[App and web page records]
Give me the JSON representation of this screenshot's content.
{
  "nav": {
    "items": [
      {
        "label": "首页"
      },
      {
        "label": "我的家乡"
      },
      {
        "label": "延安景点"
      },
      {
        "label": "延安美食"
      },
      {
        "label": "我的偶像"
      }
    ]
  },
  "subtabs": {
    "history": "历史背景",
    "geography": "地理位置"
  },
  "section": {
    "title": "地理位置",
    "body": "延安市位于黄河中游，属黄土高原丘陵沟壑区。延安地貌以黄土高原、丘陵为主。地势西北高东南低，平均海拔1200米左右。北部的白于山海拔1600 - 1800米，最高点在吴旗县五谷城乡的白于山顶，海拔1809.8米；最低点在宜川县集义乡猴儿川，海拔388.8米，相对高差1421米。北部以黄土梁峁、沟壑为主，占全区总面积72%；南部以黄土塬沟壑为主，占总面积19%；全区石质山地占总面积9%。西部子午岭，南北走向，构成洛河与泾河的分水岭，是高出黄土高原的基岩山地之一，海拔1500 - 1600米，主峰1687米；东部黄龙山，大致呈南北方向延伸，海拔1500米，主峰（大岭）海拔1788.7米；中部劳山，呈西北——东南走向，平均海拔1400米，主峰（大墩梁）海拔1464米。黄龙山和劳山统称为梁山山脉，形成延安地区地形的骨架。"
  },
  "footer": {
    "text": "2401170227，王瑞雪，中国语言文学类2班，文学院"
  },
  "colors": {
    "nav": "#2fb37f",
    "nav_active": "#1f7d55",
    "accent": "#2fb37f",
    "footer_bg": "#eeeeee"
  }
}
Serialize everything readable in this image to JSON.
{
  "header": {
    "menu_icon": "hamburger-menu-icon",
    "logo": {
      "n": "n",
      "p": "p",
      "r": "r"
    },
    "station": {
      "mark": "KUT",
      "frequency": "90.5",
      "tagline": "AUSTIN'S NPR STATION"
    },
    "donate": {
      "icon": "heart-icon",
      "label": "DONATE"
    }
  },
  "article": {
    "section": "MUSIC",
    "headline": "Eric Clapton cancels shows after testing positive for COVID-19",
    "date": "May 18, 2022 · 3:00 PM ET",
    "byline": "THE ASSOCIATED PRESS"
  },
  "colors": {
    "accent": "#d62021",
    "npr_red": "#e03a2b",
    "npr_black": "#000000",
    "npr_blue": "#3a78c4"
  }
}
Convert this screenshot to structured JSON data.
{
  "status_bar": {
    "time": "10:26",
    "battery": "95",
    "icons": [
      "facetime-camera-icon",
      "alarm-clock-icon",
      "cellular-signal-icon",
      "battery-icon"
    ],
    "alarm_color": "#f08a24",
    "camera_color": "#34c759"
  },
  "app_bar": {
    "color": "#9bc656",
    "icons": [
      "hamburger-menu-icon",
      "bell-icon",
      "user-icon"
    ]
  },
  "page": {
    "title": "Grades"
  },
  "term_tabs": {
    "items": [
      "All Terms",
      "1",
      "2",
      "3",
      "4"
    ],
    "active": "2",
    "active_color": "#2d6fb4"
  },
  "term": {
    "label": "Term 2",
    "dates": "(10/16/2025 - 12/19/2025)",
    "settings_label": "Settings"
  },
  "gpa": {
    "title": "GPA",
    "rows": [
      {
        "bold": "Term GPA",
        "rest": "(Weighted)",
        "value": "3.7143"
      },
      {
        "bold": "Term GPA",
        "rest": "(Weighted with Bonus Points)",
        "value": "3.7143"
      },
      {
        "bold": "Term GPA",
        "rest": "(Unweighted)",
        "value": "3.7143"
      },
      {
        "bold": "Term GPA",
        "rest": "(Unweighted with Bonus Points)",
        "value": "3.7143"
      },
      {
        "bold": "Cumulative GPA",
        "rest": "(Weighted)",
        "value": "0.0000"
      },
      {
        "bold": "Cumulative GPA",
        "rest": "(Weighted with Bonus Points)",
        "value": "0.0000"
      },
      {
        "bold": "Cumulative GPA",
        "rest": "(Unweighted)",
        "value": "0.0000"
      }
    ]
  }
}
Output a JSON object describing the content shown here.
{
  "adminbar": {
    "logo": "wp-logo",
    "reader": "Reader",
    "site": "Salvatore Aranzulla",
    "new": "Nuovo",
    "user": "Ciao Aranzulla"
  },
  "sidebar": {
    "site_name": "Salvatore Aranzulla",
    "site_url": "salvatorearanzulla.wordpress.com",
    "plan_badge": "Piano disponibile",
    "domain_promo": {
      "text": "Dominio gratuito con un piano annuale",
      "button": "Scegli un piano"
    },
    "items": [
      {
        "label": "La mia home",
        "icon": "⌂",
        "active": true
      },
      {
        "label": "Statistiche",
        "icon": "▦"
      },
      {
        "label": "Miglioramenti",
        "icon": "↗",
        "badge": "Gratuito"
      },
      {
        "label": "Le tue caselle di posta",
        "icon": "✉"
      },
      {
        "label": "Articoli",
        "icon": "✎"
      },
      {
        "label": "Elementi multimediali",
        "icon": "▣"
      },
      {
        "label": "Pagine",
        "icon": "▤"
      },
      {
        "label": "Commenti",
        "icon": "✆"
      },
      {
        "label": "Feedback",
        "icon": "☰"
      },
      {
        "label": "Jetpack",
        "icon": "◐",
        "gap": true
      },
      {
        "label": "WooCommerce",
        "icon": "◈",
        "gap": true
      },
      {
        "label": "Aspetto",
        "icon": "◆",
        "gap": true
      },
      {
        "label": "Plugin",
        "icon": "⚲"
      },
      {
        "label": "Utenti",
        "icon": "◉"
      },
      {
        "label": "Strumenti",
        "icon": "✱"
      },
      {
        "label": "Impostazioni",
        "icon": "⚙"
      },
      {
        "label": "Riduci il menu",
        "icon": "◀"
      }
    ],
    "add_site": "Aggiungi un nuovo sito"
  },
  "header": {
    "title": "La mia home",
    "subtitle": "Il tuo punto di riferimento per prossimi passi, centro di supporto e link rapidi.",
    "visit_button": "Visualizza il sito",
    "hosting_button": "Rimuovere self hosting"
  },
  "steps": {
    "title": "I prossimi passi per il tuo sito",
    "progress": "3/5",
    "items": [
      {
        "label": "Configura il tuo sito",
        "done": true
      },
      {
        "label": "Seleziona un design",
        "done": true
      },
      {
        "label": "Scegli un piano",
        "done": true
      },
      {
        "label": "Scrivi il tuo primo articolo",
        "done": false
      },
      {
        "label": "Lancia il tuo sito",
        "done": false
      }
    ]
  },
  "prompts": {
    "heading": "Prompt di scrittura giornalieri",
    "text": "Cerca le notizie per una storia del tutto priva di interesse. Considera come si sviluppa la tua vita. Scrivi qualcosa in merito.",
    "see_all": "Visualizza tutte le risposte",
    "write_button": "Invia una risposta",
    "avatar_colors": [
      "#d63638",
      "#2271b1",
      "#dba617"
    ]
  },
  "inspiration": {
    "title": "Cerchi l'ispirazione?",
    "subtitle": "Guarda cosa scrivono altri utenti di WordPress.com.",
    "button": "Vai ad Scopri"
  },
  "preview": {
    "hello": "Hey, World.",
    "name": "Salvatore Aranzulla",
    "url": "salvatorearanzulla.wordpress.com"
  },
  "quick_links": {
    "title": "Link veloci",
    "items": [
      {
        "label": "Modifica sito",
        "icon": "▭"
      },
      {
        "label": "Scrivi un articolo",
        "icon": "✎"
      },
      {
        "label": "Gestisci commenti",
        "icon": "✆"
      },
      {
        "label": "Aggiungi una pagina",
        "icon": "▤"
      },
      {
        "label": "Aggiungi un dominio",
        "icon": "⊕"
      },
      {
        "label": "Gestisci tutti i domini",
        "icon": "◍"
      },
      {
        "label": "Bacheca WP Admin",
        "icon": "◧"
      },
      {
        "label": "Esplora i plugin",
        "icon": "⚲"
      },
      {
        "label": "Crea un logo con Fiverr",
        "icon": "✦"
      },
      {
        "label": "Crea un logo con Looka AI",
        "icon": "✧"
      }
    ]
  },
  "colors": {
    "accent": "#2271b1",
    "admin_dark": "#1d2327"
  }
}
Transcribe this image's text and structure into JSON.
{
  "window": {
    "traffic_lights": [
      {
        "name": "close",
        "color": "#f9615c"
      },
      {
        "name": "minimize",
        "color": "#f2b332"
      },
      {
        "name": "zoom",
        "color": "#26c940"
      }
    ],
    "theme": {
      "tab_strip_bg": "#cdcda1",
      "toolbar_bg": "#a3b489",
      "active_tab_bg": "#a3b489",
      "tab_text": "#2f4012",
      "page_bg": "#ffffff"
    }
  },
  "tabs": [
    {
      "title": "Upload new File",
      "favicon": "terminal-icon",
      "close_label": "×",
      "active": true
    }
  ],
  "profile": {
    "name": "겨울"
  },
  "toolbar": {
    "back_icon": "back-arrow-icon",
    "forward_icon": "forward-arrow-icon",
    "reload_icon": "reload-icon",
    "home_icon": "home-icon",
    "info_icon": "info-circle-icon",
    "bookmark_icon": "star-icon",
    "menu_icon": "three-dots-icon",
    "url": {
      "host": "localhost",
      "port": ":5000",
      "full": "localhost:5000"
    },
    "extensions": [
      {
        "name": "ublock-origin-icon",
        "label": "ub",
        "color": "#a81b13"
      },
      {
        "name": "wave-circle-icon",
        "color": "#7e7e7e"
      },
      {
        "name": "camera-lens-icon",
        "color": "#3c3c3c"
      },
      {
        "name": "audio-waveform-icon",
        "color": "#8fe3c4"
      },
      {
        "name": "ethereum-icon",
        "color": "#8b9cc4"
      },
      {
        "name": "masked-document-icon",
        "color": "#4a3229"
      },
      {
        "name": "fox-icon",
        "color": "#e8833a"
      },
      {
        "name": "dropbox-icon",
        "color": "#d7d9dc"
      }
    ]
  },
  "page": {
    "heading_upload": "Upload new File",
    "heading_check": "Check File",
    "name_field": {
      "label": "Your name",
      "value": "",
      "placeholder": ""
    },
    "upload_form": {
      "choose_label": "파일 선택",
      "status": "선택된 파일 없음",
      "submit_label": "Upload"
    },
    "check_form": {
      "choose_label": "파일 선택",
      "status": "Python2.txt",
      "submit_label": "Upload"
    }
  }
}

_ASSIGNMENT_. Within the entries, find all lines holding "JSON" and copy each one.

_EXERCISE ANSWER_.
Give me the JSON representation of this screenshot's content.
Serialize everything readable in this image to JSON.
Convert this screenshot to structured JSON data.
Output a JSON object describing the content shown here.
Transcribe this image's text and structure into JSON.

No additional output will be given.